Decker had a little camera that yielded tiny squares of film, and he did his best to capture the scene. When the photos came back, he was disappointed: "It wasn't what I saw."
Now, in his Eichler house in San Jose, he shows an interviewer some of those photos while a shy Russian Blue cat looks on. The images have a ethereal, painterly glow, but even now Decker looks dissatisfied, saying, "It looked better than that."
That New Year's Day began an ongoing quest for Decker: to capture and do justice to what he sees. Throughout the '90s he read about photography and took workshops with Galen Rowell, Richard Knepp and other photographers, while still working Silicon Valley start-up hours.

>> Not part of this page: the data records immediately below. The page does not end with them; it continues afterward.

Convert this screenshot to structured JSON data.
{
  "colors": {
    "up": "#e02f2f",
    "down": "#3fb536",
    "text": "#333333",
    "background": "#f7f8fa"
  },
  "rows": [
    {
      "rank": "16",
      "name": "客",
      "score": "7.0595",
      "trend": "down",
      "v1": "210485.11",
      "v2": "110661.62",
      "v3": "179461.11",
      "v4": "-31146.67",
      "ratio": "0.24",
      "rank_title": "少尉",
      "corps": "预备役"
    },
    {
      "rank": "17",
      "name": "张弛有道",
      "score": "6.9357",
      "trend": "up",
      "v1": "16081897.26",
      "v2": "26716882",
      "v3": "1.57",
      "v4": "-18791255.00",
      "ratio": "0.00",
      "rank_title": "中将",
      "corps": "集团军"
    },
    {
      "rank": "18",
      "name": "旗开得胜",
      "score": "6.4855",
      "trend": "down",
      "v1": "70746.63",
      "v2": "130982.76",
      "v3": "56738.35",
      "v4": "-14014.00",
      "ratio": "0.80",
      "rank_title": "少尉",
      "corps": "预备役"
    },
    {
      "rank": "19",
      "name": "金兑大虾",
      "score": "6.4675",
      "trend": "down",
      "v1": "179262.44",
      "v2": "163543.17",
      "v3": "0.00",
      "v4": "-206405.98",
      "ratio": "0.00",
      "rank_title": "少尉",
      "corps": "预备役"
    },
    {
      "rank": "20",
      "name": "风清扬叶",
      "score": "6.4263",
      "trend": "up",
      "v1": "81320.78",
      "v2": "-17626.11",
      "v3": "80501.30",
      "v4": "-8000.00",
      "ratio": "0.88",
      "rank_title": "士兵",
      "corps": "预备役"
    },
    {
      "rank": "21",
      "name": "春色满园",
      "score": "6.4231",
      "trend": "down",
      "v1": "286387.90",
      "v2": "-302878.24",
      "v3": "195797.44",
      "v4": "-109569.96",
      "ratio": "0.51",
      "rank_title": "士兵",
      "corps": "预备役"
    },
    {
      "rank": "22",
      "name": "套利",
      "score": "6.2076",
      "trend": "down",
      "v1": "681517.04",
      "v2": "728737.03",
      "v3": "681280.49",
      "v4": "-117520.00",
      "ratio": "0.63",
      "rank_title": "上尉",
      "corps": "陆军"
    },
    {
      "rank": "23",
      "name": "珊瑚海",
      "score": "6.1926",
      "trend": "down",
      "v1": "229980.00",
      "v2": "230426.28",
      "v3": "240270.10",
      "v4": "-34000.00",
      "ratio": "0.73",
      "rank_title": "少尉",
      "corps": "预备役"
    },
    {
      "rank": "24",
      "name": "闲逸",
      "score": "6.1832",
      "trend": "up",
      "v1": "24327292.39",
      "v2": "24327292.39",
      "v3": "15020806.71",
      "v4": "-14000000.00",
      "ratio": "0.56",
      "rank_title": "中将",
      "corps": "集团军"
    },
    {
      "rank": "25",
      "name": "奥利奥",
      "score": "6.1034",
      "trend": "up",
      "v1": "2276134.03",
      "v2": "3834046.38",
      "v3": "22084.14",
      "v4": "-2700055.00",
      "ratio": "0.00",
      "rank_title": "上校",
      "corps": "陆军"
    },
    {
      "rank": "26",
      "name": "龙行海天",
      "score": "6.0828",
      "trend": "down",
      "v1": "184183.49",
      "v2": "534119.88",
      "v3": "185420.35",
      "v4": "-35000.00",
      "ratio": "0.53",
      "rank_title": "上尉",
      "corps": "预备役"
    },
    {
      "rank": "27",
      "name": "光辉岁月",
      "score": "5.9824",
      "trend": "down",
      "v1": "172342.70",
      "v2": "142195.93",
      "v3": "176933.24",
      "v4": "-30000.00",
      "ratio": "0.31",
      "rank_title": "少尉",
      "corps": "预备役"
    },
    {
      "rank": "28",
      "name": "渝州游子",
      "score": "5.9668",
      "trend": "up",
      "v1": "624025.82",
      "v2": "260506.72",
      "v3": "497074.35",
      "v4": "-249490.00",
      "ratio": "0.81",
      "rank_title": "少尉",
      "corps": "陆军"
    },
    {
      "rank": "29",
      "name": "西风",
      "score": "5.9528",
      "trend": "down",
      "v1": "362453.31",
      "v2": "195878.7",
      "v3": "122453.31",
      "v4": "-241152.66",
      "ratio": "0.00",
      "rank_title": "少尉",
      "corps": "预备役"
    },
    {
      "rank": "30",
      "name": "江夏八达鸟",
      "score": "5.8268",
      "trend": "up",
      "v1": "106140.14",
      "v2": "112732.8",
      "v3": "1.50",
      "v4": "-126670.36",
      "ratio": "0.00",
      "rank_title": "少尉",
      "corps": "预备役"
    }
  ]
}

"By '99 I had some basic chops," he said. He took off the month of October 1999 and spent it shooting in the eastern Sierras, periodically sending the film to a lab and having it sent back to him as slides so he could learn from his results as he went along. "Gee," he said with a grin, "when I spend a month doing this, I get better. That was the beginning of the end for my tech career."
By 2002 Decker was ready to make the leap to full-time photography, a move he likens to "a dive into the fog." He worked on learning to market his art, and now also teaches private workshops and Pacific Art League classes, along with having solo exhibitions at the art league, Stanford Art Spaces and other galleries. In 2003, he had a photo shown at the Smithsonian's National Museum of Natural History in Washington, D.C., as part of the Nature's Best Foundation Awards Exhibition.
Decker travels two to three months a year, to such destinations as Iceland, Patagonia, Utah, Oregon and Mono Lake. In August he had an arts residency aboard a cruise ship in Greenland.
All along, Decker remains inspired by Rowell, the late wilderness photographer who had his work seen in National Geographic, Life and other publications, including his many books. Rowell reinforced Decker's desire for truth in his pictures, the kind of photos that Decker describes as "both art and documentary."
"He had a strong sense of those kinds of ethics," Decker said.
Shooting mostly using Canon film or digital SLRs, Decker says he does very little computer-assisted alteration to his photos other than some minor touches, such as lightening of dark areas.
Decker particularly enjoys passing along what he's learned to students during his traveling workshops, which often include camaraderie-filled week-long sessions along the Oregon coast. Many new photographers learn to focus on composition and patterns, he said. "The eyes are attracted to high contrast and lines and S-curves. It's the same rules as in painting."
And a big part of teaching is sometimes just letting the students get out there and shoot, not checking in until later, he said.
"It's so interesting to see what people point their cameras at," he said. "Sometimes the most inexperienced photographers will look at something no else sees."
What: "Painted Hills, Electric Sky," a solo show of Joe Decker's photography from Petrified Forest National Park
Where: The Pacific Art League's Norton Gallery, 668 Ramona St., Palo Alto
When: Through Nov. 26. A reception is planned from 6 to 9 p.m. Nov. 5. Gallery hours are weekdays from 10 a.m. to 5 p.m. and Saturdays from 10 a.m. to 4 p.m.
Info: Go to Joe Decker's website at www.rockslidephoto.com or call the art league at 650-321-3891.